(Items from a data source)
• • • • •

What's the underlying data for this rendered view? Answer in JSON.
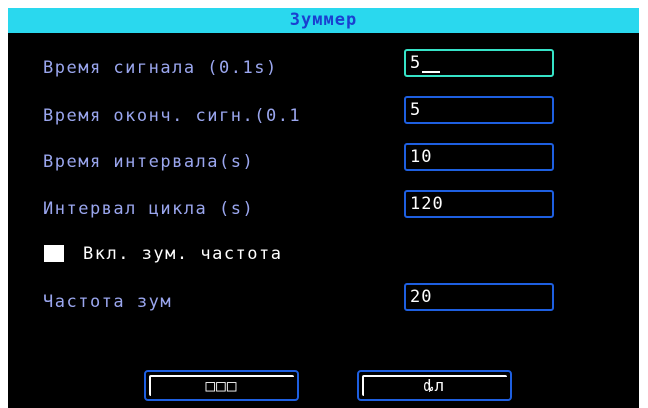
{
  "dialog": {
    "title": "Зуммер"
  },
  "fields": [
    {
      "label": "Время сигнала (0.1s)",
      "value": "5"
    },
    {
      "label": "Время оконч. сигн.(0.1",
      "value": "5"
    },
    {
      "label": "Время интервала(s)",
      "value": "10"
    },
    {
      "label": "Интервал цикла (s)",
      "value": "120"
    }
  ],
  "checkbox": {
    "label": "Вкл. зум. частота",
    "checked": false
  },
  "frequency": {
    "label": "Частота зум",
    "value": "20"
  },
  "buttons": {
    "ok_label": "□□□",
    "cancel_label": "ȡл"
  },
  "colors": {
    "title_bar": "#2ad8ee",
    "title_text": "#1a3fd0",
    "label_text": "#9aa6ee",
    "field_border": "#1e5fe0",
    "focused_border": "#36e3c7",
    "background": "#000000"
  }
}
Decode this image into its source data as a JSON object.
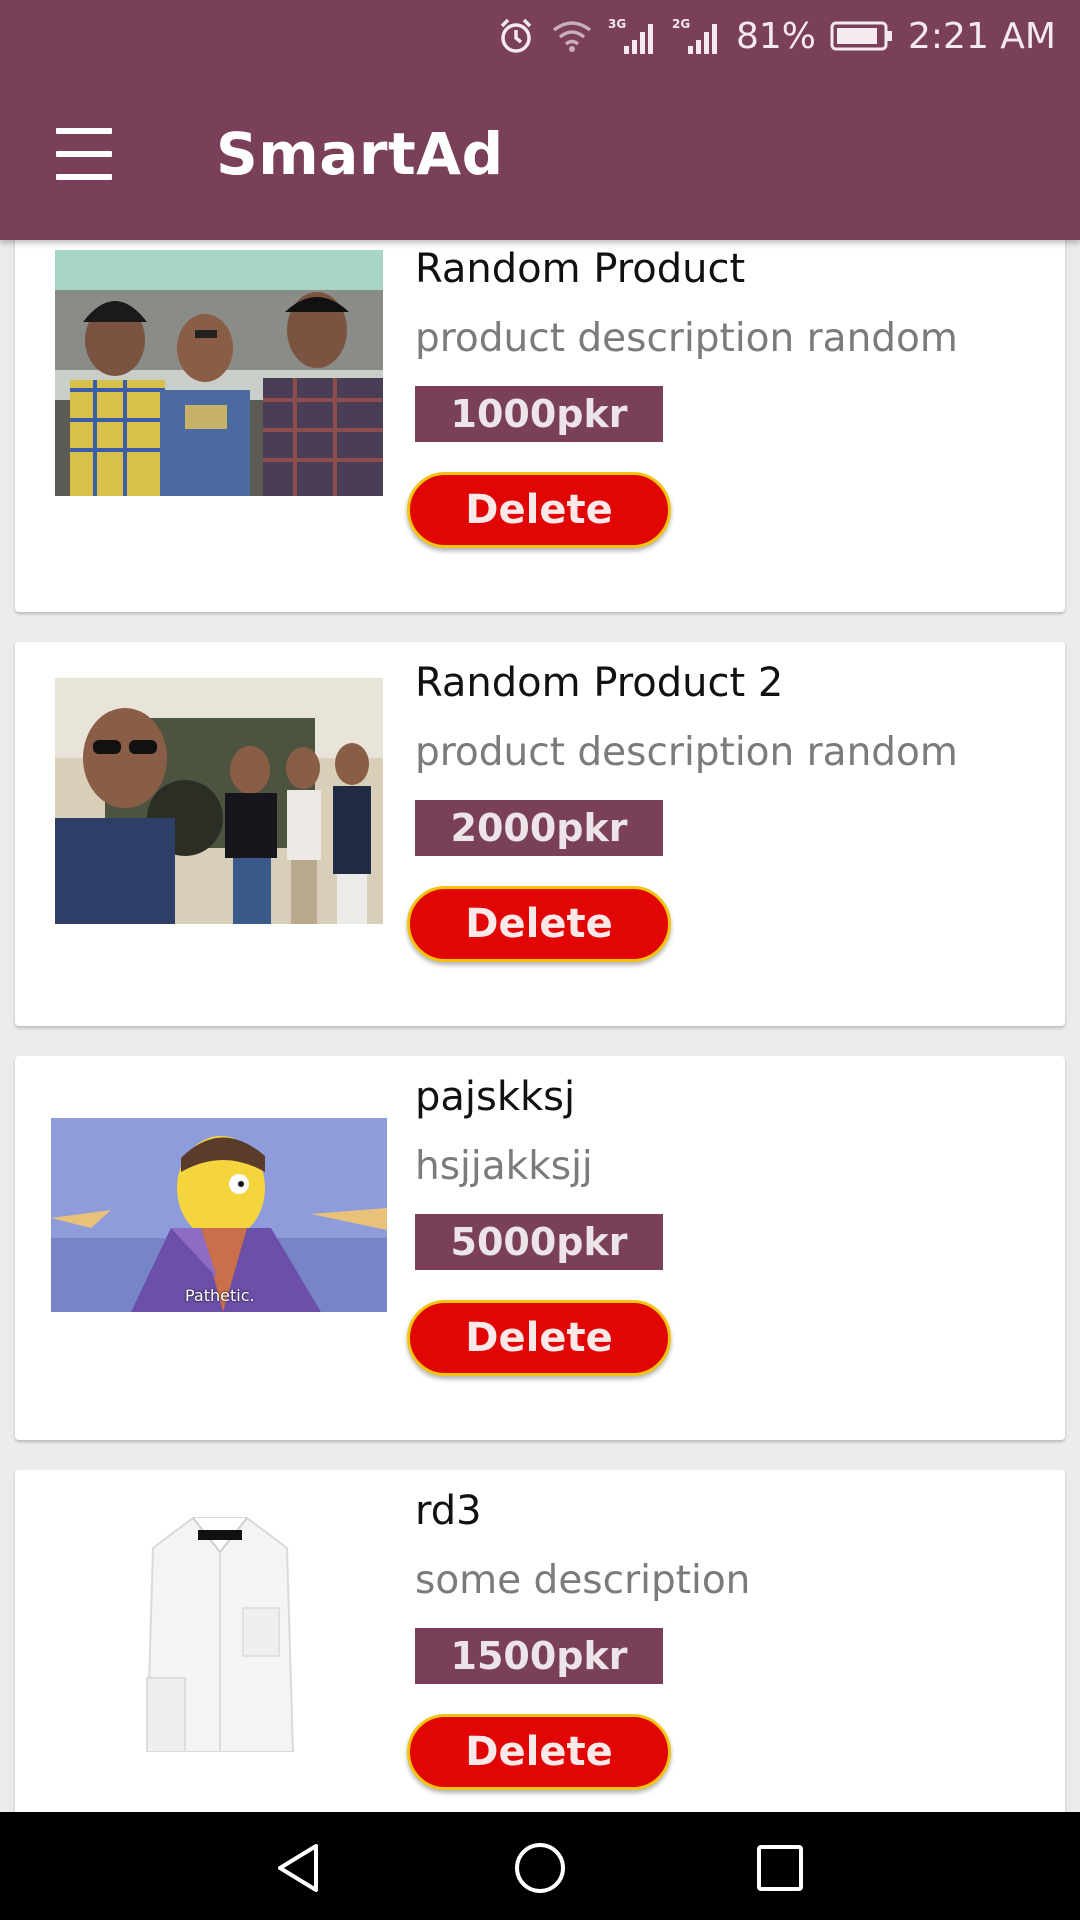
{
  "status_bar": {
    "battery": "81%",
    "time": "2:21 AM",
    "icons": [
      "alarm-icon",
      "wifi-icon",
      "signal-3g-icon",
      "signal-2g-icon",
      "battery-icon"
    ]
  },
  "app_bar": {
    "title": "SmartAd",
    "menu_icon": "hamburger-menu-icon",
    "color": "#7a3f59"
  },
  "products": [
    {
      "title": "Random Product",
      "description": "product description random",
      "price": "1000pkr",
      "delete_label": "Delete"
    },
    {
      "title": "Random Product 2",
      "description": "product description random",
      "price": "2000pkr",
      "delete_label": "Delete"
    },
    {
      "title": "pajskksj",
      "description": "hsjjakksjj",
      "price": "5000pkr",
      "delete_label": "Delete",
      "image_caption": "Pathetic."
    },
    {
      "title": "rd3",
      "description": "some description",
      "price": "1500pkr",
      "delete_label": "Delete"
    }
  ],
  "colors": {
    "brand": "#7a3f59",
    "delete_button": "#e20505",
    "delete_border": "#f1c40f"
  },
  "nav_bar": {
    "icons": [
      "back-icon",
      "home-icon",
      "recents-icon"
    ]
  }
}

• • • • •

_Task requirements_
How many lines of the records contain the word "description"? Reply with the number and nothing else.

_Exercise output_
4